It may not seem like it today, but over a century ago the community of Branch was one of the busiest villages in Manitowoc County. In 1910, the community and surrounding area had over 2,000 residents.
The written story of Branch begins with Edward Lenaville, an entrepreneur who walked from Green Bay and came to Branch in the early 1830s. To earn money, he worked at Jacob Conroe’s sawmill in the newly formed Manitowoc Rapids community. He returned to the Branch area and bought 100 acres of land and worked to build the community and attract residents. With the assistance of Conroe’s mill, a bridge was constructed over the Branch River for “1,500 feet of lumber at $7 per thousand”. The community soon became known as Lenaville.
In the Manitowoc Daily Herald on January 4, 1851 it was written:
“Took plank road to where it crosses the road to Green Bay. At this junction is an extensive clearing comprising of the farms of McAllister, Lenaville, and others, and which is one of the oldest settlements in the county. They comprise a beautiful portion of the county, and from being contiguous to the Plank Road, must in time be very valuable. … Here we found quite a settlement, with every appearance of a thriving lumber trade.”
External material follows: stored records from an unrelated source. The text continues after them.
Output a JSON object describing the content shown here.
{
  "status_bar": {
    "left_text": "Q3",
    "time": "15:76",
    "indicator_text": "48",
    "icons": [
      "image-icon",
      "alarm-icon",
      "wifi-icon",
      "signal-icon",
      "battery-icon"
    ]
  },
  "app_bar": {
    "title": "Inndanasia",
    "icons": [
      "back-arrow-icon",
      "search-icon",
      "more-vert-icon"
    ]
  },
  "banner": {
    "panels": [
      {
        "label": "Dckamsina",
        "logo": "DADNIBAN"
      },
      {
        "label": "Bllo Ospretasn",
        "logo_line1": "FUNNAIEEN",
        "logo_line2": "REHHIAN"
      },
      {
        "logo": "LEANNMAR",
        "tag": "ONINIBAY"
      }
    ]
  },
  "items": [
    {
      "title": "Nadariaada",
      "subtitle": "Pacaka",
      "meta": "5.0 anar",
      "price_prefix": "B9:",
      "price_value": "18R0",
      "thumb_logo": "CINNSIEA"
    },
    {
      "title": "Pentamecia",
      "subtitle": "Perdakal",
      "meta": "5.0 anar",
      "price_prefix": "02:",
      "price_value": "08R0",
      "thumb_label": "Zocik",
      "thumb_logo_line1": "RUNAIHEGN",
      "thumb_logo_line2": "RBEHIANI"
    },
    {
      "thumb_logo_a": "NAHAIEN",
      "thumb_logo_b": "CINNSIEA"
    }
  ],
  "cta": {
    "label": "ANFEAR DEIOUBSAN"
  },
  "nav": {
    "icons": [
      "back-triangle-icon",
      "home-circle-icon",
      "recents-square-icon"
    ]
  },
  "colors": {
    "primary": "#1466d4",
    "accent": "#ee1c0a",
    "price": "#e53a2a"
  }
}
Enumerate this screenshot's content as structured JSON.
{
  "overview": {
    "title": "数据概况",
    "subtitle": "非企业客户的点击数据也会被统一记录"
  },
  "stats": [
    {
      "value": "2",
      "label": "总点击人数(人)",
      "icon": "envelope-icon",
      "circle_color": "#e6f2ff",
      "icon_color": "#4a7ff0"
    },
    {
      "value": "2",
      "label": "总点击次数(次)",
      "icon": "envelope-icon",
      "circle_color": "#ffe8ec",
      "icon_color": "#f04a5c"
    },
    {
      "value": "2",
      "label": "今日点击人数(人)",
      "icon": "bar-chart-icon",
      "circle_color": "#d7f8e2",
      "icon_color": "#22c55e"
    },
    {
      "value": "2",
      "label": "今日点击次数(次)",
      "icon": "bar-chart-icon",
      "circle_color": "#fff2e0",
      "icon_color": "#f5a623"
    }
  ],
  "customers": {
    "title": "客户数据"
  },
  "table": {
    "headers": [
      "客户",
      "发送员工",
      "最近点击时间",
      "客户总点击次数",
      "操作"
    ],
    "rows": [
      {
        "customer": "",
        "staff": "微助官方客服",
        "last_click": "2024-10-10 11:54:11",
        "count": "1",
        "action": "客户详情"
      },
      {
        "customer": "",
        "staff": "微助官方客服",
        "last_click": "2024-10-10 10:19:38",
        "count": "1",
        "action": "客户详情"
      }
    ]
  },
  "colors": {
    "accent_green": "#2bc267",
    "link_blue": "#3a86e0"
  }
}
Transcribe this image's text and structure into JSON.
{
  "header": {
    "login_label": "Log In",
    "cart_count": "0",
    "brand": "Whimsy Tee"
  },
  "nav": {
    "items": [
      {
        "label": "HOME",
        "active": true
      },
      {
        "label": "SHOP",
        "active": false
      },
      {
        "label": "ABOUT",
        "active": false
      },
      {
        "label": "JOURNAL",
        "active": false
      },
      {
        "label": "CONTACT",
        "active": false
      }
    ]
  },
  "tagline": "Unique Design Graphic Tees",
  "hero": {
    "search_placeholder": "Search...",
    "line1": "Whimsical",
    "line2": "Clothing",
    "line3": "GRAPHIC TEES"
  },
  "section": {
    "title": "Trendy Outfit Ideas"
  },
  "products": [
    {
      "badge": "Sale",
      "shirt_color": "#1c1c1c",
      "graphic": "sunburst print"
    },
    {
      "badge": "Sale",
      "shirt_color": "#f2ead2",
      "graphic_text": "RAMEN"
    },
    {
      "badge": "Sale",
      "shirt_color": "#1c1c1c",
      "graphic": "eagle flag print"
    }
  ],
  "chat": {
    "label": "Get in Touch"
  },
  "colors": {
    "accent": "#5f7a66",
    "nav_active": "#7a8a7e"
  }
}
At that time, the community was home to two saw mills, a soon to be in operation grist mill, a blacksmith shop, and a wagon shop.
Industry continue to develop in the community. A brewery was built around 1858 by Slye and Pierce and was operated by Gottfried Kunz. The brewery burned to the ground in the 1880s. A carding mill was added in 1866 and 2 blacksmith shops could be found in 1887. At the turn of the 20th century, there were three taverns – one owned by Frank Shaffer, one owned by Frank Meisnest, and the other by Gottfried Kunz.
Construction of the railroad began in 1856 with tracks through Reedsville. While the railroad would change the community drastically, it wouldn’t be until 1872 until the first train would come through. The 1857 financial crisis and the Civil War halted efforts to continue work on the railroad but soon the Milwaukee Lake Shore and Western rail line became a reality. When the railroad came through Lenaville, it was decided to change the name to Branch, and on some maps you will even see the name of Branch Mills or McAllister Mills. Rail service continued until the early 1950s by Chicago Northwestern.
Those traveling to Branch today can learn about many of the pioneering families from the area though the Branch Cemetery, which officially began in the early 1880s. Hiram McAllister, whose farmhouse stands as the Welcome Center at the Manitowoc County Historical Society, donated some of the land for the cemetery. Following Hiram McAllister’s death in New York in 1886, his body was returned to Branch for burial and is included in the McAllister family plot, which is enclosed by an iron fence.